Records contained in a dataset:
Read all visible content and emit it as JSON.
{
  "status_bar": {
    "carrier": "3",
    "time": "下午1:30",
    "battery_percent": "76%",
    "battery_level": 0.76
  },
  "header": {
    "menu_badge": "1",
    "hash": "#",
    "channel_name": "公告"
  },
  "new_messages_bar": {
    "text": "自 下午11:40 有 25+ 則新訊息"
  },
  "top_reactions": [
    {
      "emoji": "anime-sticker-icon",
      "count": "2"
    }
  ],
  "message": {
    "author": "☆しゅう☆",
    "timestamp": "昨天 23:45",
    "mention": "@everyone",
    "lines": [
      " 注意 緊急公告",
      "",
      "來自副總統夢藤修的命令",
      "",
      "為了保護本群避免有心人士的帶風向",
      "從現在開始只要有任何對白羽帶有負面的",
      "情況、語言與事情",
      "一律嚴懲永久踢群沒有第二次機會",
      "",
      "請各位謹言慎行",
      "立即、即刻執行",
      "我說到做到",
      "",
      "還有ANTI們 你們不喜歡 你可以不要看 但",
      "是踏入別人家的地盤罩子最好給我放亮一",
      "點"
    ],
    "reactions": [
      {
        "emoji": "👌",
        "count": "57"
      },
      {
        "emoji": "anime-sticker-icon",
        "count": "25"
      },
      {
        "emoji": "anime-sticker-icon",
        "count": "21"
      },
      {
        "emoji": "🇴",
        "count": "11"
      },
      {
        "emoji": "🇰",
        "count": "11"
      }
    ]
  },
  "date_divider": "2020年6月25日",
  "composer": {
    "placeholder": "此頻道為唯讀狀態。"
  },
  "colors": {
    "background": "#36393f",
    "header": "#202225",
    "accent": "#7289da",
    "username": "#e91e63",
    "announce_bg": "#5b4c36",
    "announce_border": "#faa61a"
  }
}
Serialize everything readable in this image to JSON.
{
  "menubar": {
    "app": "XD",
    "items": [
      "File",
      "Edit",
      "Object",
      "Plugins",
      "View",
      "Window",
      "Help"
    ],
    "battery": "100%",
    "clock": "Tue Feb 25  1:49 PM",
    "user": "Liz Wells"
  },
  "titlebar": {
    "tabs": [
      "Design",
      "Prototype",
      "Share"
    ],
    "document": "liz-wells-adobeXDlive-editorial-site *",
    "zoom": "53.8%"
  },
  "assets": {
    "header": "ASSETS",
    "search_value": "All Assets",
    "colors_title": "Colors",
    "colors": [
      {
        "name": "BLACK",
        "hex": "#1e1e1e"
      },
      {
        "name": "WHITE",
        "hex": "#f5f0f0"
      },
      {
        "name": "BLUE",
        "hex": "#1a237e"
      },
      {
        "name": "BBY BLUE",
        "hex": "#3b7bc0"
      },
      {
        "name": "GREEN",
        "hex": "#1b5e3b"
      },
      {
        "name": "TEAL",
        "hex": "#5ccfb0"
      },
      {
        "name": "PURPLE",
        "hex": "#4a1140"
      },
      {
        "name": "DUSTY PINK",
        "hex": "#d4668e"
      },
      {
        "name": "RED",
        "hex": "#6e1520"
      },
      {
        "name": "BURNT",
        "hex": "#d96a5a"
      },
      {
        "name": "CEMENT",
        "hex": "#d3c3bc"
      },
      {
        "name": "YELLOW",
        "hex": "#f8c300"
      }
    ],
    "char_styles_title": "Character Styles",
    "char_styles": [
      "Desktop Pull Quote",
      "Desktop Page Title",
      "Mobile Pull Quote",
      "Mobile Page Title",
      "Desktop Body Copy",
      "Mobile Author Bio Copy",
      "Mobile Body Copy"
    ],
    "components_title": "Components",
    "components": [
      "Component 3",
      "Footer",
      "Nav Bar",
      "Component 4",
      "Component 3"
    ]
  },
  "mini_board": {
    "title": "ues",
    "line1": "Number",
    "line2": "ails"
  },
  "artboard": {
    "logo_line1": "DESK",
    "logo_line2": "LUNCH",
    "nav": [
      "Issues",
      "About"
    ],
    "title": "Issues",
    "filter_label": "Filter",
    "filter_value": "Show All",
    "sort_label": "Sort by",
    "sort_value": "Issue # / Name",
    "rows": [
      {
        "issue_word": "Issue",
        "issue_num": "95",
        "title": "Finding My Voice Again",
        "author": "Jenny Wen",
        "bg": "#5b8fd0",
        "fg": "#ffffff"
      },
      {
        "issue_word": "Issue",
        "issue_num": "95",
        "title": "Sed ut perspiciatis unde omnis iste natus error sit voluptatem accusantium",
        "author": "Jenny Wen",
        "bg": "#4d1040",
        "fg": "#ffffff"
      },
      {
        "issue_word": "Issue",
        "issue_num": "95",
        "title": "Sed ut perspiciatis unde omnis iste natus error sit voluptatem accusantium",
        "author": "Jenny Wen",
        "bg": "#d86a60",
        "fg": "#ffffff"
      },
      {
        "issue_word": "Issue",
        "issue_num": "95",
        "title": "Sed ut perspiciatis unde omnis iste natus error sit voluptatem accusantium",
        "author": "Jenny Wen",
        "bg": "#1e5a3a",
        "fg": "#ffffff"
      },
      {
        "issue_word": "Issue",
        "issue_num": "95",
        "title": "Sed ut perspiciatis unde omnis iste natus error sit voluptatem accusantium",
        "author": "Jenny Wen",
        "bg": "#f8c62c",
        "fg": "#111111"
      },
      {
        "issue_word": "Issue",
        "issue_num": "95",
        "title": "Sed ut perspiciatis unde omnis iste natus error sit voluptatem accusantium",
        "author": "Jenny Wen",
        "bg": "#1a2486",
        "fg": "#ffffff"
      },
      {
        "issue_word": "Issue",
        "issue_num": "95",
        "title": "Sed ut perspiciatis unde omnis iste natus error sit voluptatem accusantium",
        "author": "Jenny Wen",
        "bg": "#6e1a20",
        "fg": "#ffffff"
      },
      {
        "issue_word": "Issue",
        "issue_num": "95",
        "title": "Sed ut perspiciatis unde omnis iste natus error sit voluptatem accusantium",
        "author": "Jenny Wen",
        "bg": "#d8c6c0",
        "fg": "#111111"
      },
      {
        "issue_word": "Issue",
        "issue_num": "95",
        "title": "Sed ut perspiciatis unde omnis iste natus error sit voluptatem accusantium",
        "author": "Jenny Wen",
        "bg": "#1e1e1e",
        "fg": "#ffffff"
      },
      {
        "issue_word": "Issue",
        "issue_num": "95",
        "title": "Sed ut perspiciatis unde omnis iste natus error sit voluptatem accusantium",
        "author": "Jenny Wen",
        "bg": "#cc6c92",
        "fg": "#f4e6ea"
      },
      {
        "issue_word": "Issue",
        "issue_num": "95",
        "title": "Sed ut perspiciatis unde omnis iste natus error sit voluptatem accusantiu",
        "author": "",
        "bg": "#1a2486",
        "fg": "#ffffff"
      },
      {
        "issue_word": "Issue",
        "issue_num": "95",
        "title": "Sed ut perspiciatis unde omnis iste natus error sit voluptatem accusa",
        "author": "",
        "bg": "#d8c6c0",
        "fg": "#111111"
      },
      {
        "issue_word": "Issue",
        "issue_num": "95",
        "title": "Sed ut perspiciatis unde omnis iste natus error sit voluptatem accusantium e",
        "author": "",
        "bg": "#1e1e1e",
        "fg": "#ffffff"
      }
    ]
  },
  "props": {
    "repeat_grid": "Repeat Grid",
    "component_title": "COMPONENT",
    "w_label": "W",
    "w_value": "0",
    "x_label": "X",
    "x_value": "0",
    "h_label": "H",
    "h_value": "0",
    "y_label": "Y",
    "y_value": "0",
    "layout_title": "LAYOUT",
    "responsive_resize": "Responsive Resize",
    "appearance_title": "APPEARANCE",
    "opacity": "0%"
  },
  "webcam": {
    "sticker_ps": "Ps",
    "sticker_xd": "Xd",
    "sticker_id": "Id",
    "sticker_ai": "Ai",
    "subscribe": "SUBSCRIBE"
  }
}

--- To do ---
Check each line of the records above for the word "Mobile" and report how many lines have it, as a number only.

--- Exercise result ---
4